Over the past few years, some States have developed new methods both of limiting access to the internet, and of regulating online content that they deem problematic. These initiatives stand in stark contrast to recent decisions by international tribunals protecting the right to free expression, and efforts at the United Nations to safeguard press freedoms. How can States effectively regulate access to the internet for legitimate protective purposes while complying with international standards regarding freedom of the press, and respecting fundamental human rights?
- Ambassador Roberto Flores Bermúdez, Advisor, Ministry of Foreign Affairs and International Cooperation and Representative of Honduras to the United Nations Commission on International Trade Law
- Professor Hannah Garry, Director, International Human Rights Clinic at the University of Southern California, Gould School of Law
- Christina G. Hioureas, Partner, Chair, United Nations Practice Group, Foley Hoag
- Clément Nyaletsossi Voule, Special Rapporteur on Rights to Freedom of Peaceful Assembly and of Association
- Toby Cadman, Co-Founder and Head of Chambers, Guernica 37 International Justice Chambers
- Peter Micek, General Counsel and Manager, UN Policy and Advocacy, Access Now

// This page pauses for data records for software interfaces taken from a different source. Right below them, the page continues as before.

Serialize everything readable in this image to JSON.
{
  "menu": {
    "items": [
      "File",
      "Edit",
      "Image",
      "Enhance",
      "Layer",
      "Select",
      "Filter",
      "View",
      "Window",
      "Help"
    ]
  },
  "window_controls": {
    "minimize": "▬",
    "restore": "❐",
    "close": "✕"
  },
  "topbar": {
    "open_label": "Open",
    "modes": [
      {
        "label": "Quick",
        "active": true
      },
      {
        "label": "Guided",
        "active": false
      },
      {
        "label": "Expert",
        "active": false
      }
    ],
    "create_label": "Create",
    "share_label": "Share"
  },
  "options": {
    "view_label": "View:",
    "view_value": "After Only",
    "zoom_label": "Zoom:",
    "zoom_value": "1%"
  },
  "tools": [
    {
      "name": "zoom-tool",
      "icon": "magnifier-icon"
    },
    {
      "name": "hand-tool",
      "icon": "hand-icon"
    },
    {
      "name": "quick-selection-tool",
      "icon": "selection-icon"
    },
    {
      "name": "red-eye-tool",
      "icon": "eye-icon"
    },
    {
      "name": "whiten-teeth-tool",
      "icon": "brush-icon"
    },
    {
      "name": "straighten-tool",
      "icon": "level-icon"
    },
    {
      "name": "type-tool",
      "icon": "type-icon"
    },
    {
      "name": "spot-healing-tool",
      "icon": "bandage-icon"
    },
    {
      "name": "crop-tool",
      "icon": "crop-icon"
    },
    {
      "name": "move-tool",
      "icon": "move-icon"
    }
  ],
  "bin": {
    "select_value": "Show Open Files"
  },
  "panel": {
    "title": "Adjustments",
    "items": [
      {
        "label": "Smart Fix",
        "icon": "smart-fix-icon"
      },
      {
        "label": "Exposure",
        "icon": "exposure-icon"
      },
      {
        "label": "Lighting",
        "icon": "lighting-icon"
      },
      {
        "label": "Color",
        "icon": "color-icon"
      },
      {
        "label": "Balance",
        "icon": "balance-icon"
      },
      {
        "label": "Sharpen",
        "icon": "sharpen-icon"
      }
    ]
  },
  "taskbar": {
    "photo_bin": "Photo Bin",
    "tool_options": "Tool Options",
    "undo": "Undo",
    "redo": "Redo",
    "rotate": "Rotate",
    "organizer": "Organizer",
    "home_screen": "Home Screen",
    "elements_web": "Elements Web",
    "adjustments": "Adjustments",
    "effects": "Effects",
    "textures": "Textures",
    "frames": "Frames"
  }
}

- Berhan Taye, Africa Policy Manager and Global Internet Shutdowns Lead, Access Now